[Items from an interface collection]
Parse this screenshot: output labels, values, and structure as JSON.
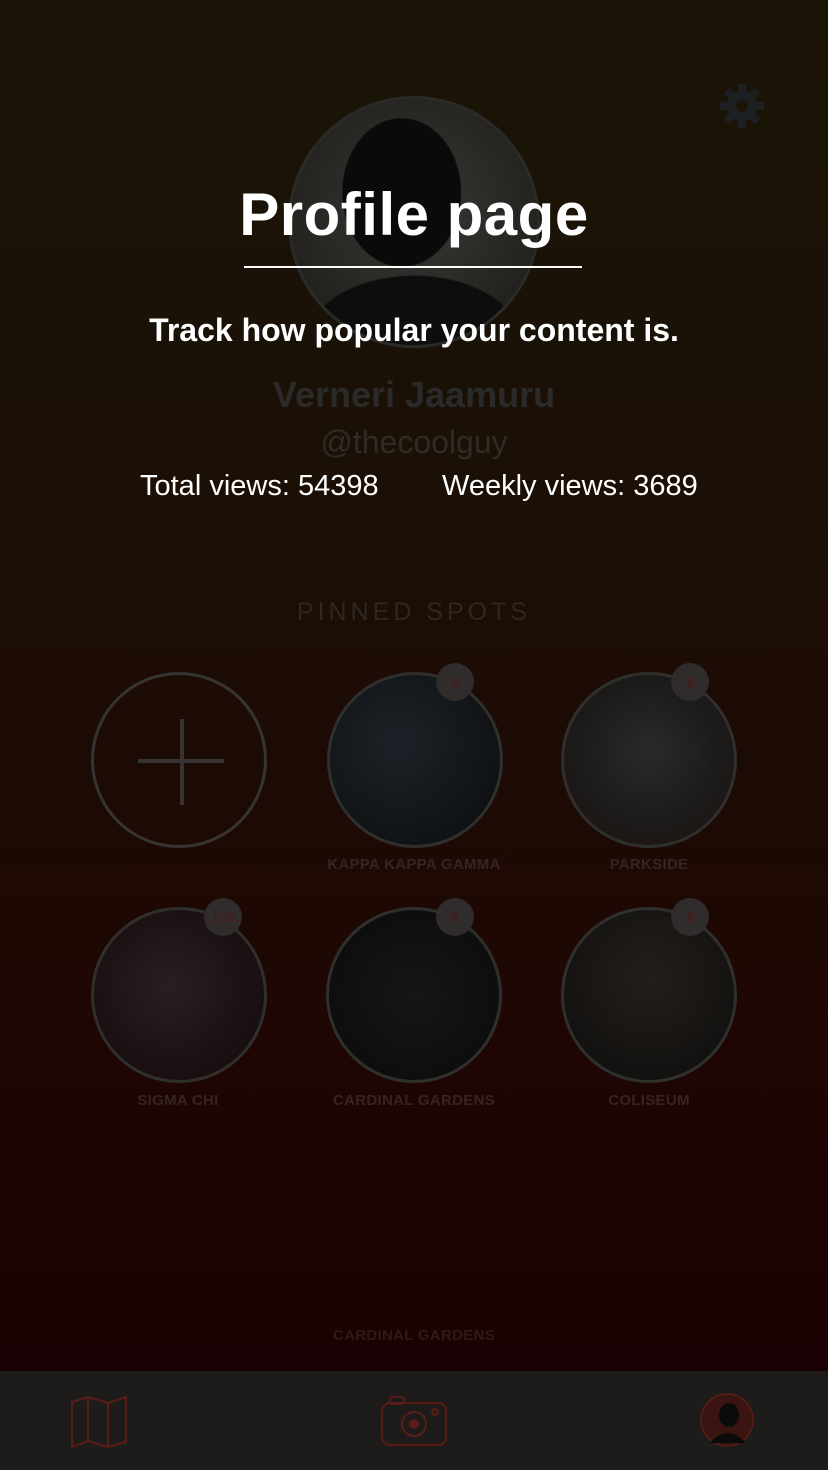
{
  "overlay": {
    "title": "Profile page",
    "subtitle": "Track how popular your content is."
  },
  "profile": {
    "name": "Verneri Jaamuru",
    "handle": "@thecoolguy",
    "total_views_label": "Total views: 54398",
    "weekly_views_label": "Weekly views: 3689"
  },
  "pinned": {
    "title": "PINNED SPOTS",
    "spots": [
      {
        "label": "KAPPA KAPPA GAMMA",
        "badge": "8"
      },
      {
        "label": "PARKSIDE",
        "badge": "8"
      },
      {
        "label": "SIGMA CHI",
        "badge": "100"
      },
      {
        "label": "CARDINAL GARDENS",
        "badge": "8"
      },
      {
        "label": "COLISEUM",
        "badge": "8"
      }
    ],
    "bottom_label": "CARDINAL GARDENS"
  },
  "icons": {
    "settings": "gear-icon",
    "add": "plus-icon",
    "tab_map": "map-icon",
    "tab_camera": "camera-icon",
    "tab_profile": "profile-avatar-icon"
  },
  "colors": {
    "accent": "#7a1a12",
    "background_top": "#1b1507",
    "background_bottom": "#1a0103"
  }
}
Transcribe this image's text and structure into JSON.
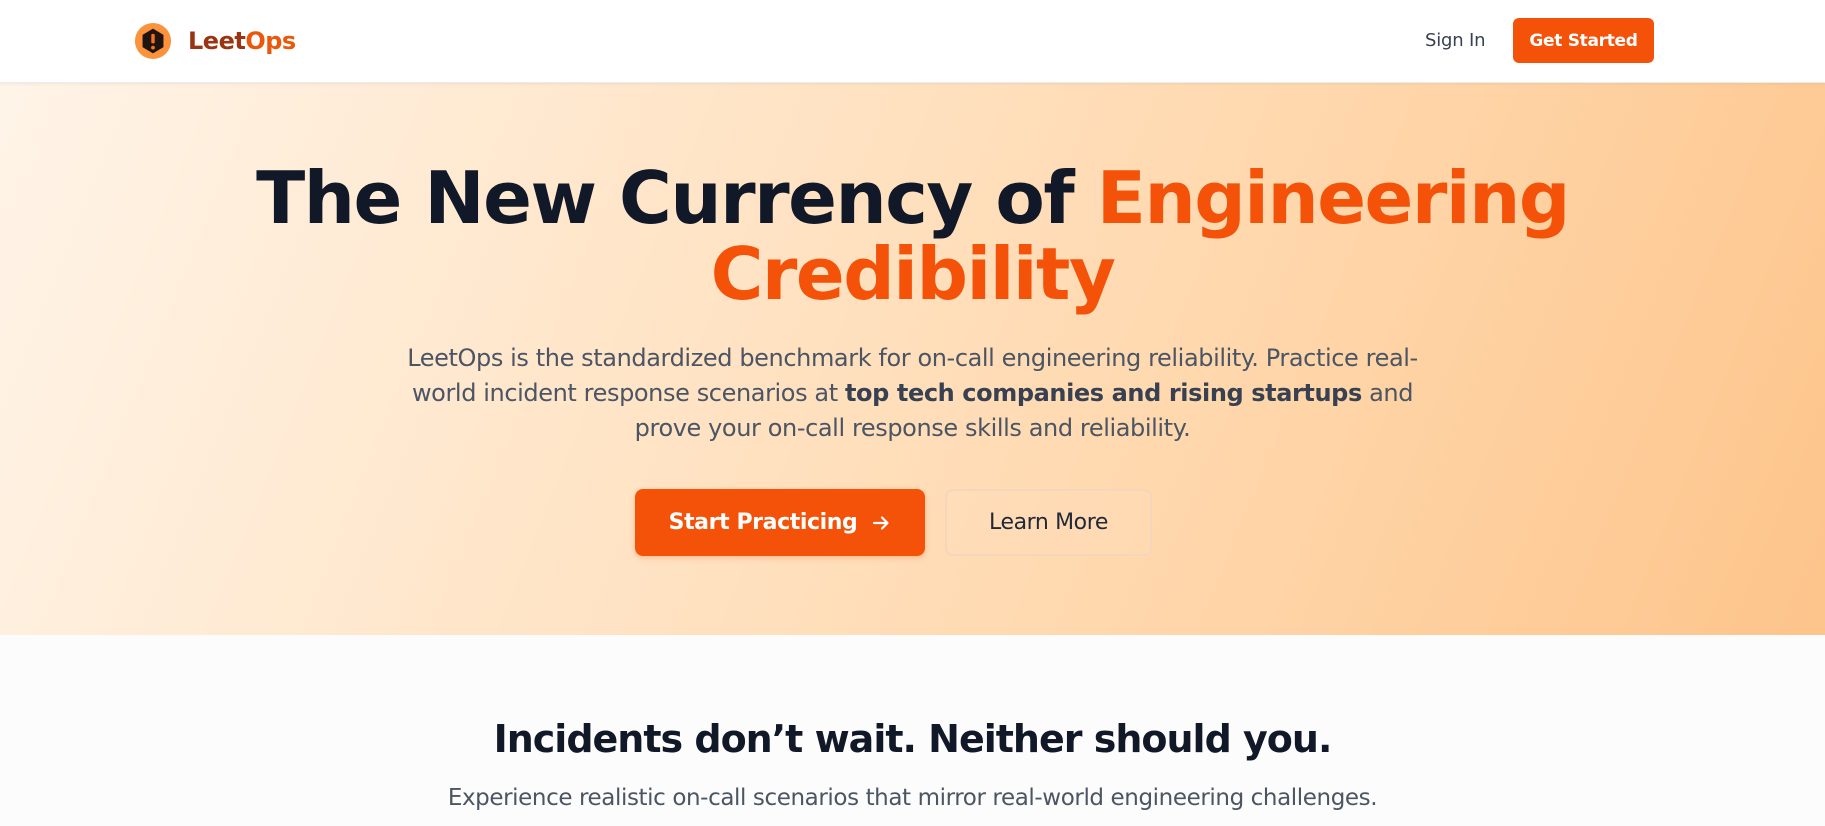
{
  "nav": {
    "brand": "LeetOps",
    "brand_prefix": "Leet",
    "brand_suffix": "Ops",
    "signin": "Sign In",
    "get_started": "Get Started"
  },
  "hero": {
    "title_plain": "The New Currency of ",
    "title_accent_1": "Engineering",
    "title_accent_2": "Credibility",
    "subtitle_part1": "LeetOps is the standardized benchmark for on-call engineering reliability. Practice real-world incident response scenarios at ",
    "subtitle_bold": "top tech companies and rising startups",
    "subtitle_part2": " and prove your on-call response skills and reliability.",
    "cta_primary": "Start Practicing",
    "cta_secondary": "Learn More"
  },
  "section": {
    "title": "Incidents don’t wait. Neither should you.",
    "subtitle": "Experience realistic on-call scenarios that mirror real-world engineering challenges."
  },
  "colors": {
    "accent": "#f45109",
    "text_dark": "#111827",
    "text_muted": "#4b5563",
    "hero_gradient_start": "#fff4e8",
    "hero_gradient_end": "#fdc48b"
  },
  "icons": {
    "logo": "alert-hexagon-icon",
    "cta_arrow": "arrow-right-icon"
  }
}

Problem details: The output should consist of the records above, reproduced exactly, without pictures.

Response to the task:
Parse this screenshot: output labels, values, and structure as JSON.
{
  "overlay": {
    "title": "Profile page",
    "subtitle": "Track how popular your content is."
  },
  "profile": {
    "name": "Verneri Jaamuru",
    "handle": "@thecoolguy",
    "total_views_label": "Total views: 54398",
    "weekly_views_label": "Weekly views: 3689"
  },
  "pinned": {
    "title": "PINNED SPOTS",
    "spots": [
      {
        "label": "KAPPA KAPPA GAMMA",
        "badge": "8"
      },
      {
        "label": "PARKSIDE",
        "badge": "8"
      },
      {
        "label": "SIGMA CHI",
        "badge": "100"
      },
      {
        "label": "CARDINAL GARDENS",
        "badge": "8"
      },
      {
        "label": "COLISEUM",
        "badge": "8"
      }
    ],
    "bottom_label": "CARDINAL GARDENS"
  },
  "icons": {
    "settings": "gear-icon",
    "add": "plus-icon",
    "tab_map": "map-icon",
    "tab_camera": "camera-icon",
    "tab_profile": "profile-avatar-icon"
  },
  "colors": {
    "accent": "#7a1a12",
    "background_top": "#1b1507",
    "background_bottom": "#1a0103"
  }
}
Transcribe this image's text and structure into JSON.
{
  "nav": {
    "brand": "LeetOps",
    "brand_prefix": "Leet",
    "brand_suffix": "Ops",
    "signin": "Sign In",
    "get_started": "Get Started"
  },
  "hero": {
    "title_plain": "The New Currency of ",
    "title_accent_1": "Engineering",
    "title_accent_2": "Credibility",
    "subtitle_part1": "LeetOps is the standardized benchmark for on-call engineering reliability. Practice real-world incident response scenarios at ",
    "subtitle_bold": "top tech companies and rising startups",
    "subtitle_part2": " and prove your on-call response skills and reliability.",
    "cta_primary": "Start Practicing",
    "cta_secondary": "Learn More"
  },
  "section": {
    "title": "Incidents don’t wait. Neither should you.",
    "subtitle": "Experience realistic on-call scenarios that mirror real-world engineering challenges."
  },
  "colors": {
    "accent": "#f45109",
    "text_dark": "#111827",
    "text_muted": "#4b5563",
    "hero_gradient_start": "#fff4e8",
    "hero_gradient_end": "#fdc48b"
  },
  "icons": {
    "logo": "alert-hexagon-icon",
    "cta_arrow": "arrow-right-icon"
  }
}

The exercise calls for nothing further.